[Excerpts from an interface dataset]

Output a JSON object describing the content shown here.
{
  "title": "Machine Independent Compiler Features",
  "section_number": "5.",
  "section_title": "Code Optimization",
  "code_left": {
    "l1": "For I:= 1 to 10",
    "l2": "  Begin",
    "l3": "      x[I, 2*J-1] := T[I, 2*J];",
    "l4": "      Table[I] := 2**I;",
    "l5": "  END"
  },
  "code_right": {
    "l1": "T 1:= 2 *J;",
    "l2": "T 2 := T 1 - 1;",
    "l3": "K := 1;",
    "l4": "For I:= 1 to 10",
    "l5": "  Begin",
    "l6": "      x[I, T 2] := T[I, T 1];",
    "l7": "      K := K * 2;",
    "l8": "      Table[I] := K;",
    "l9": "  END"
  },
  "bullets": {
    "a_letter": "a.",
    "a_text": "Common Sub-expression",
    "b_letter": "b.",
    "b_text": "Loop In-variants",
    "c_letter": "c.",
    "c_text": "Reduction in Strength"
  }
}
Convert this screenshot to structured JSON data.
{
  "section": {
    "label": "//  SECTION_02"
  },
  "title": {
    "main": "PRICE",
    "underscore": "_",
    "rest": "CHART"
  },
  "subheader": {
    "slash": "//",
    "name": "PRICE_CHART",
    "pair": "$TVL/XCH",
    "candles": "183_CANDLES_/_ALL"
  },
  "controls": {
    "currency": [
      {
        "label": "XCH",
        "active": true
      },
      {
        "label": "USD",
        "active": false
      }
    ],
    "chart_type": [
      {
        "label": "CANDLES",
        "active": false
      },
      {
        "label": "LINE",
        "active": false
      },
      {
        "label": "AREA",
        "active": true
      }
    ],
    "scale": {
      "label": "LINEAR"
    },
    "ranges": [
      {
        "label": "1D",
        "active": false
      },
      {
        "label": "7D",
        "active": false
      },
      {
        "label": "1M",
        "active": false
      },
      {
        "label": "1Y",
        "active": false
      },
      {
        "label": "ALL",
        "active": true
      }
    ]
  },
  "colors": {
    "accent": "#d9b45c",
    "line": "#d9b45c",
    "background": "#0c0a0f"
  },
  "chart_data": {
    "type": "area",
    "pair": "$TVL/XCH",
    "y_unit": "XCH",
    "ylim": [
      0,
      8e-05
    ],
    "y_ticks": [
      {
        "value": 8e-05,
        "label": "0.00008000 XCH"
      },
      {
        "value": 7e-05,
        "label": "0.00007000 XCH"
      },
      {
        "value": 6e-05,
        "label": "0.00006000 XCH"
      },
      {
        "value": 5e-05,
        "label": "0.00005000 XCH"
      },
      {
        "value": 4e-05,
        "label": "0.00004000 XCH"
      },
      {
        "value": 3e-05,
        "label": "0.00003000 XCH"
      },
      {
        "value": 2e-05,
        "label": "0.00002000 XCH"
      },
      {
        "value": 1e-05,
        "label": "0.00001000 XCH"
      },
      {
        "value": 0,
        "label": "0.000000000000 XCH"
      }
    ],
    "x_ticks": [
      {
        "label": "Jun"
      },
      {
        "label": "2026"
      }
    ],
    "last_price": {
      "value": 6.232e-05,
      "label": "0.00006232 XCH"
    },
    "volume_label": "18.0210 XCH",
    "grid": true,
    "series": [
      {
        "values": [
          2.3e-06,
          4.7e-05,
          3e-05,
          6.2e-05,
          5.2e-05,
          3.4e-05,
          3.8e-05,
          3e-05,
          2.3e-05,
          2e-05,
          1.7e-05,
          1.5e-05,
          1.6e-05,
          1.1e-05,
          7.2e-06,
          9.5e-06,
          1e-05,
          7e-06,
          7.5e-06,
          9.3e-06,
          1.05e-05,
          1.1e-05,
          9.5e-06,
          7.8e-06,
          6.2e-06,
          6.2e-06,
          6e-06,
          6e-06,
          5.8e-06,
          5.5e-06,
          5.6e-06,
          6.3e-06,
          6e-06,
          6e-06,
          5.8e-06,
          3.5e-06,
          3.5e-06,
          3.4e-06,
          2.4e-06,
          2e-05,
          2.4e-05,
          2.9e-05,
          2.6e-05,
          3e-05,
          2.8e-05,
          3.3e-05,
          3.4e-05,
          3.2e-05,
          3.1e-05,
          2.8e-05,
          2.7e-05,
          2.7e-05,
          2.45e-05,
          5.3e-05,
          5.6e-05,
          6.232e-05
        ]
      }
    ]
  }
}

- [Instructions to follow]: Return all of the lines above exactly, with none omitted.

- [Task response]:
Output a JSON object describing the content shown here.
{
  "title": "Machine Independent Compiler Features",
  "section_number": "5.",
  "section_title": "Code Optimization",
  "code_left": {
    "l1": "For I:= 1 to 10",
    "l2": "  Begin",
    "l3": "      x[I, 2*J-1] := T[I, 2*J];",
    "l4": "      Table[I] := 2**I;",
    "l5": "  END"
  },
  "code_right": {
    "l1": "T 1:= 2 *J;",
    "l2": "T 2 := T 1 - 1;",
    "l3": "K := 1;",
    "l4": "For I:= 1 to 10",
    "l5": "  Begin",
    "l6": "      x[I, T 2] := T[I, T 1];",
    "l7": "      K := K * 2;",
    "l8": "      Table[I] := K;",
    "l9": "  END"
  },
  "bullets": {
    "a_letter": "a.",
    "a_text": "Common Sub-expression",
    "b_letter": "b.",
    "b_text": "Loop In-variants",
    "c_letter": "c.",
    "c_text": "Reduction in Strength"
  }
}
Convert this screenshot to structured JSON data.
{
  "section": {
    "label": "//  SECTION_02"
  },
  "title": {
    "main": "PRICE",
    "underscore": "_",
    "rest": "CHART"
  },
  "subheader": {
    "slash": "//",
    "name": "PRICE_CHART",
    "pair": "$TVL/XCH",
    "candles": "183_CANDLES_/_ALL"
  },
  "controls": {
    "currency": [
      {
        "label": "XCH",
        "active": true
      },
      {
        "label": "USD",
        "active": false
      }
    ],
    "chart_type": [
      {
        "label": "CANDLES",
        "active": false
      },
      {
        "label": "LINE",
        "active": false
      },
      {
        "label": "AREA",
        "active": true
      }
    ],
    "scale": {
      "label": "LINEAR"
    },
    "ranges": [
      {
        "label": "1D",
        "active": false
      },
      {
        "label": "7D",
        "active": false
      },
      {
        "label": "1M",
        "active": false
      },
      {
        "label": "1Y",
        "active": false
      },
      {
        "label": "ALL",
        "active": true
      }
    ]
  },
  "colors": {
    "accent": "#d9b45c",
    "line": "#d9b45c",
    "background": "#0c0a0f"
  },
  "chart_data": {
    "type": "area",
    "pair": "$TVL/XCH",
    "y_unit": "XCH",
    "ylim": [
      0,
      8e-05
    ],
    "y_ticks": [
      {
        "value": 8e-05,
        "label": "0.00008000 XCH"
      },
      {
        "value": 7e-05,
        "label": "0.00007000 XCH"
      },
      {
        "value": 6e-05,
        "label": "0.00006000 XCH"
      },
      {
        "value": 5e-05,
        "label": "0.00005000 XCH"
      },
      {
        "value": 4e-05,
        "label": "0.00004000 XCH"
      },
      {
        "value": 3e-05,
        "label": "0.00003000 XCH"
      },
      {
        "value": 2e-05,
        "label": "0.00002000 XCH"
      },
      {
        "value": 1e-05,
        "label": "0.00001000 XCH"
      },
      {
        "value": 0,
        "label": "0.000000000000 XCH"
      }
    ],
    "x_ticks": [
      {
        "label": "Jun"
      },
      {
        "label": "2026"
      }
    ],
    "last_price": {
      "value": 6.232e-05,
      "label": "0.00006232 XCH"
    },
    "volume_label": "18.0210 XCH",
    "grid": true,
    "series": [
      {
        "values": [
          2.3e-06,
          4.7e-05,
          3e-05,
          6.2e-05,
          5.2e-05,
          3.4e-05,
          3.8e-05,
          3e-05,
          2.3e-05,
          2e-05,
          1.7e-05,
          1.5e-05,
          1.6e-05,
          1.1e-05,
          7.2e-06,
          9.5e-06,
          1e-05,
          7e-06,
          7.5e-06,
          9.3e-06,
          1.05e-05,
          1.1e-05,
          9.5e-06,
          7.8e-06,
          6.2e-06,
          6.2e-06,
          6e-06,
          6e-06,
          5.8e-06,
          5.5e-06,
          5.6e-06,
          6.3e-06,
          6e-06,
          6e-06,
          5.8e-06,
          3.5e-06,
          3.5e-06,
          3.4e-06,
          2.4e-06,
          2e-05,
          2.4e-05,
          2.9e-05,
          2.6e-05,
          3e-05,
          2.8e-05,
          3.3e-05,
          3.4e-05,
          3.2e-05,
          3.1e-05,
          2.8e-05,
          2.7e-05,
          2.7e-05,
          2.45e-05,
          5.3e-05,
          5.6e-05,
          6.232e-05
        ]
      }
    ]
  }
}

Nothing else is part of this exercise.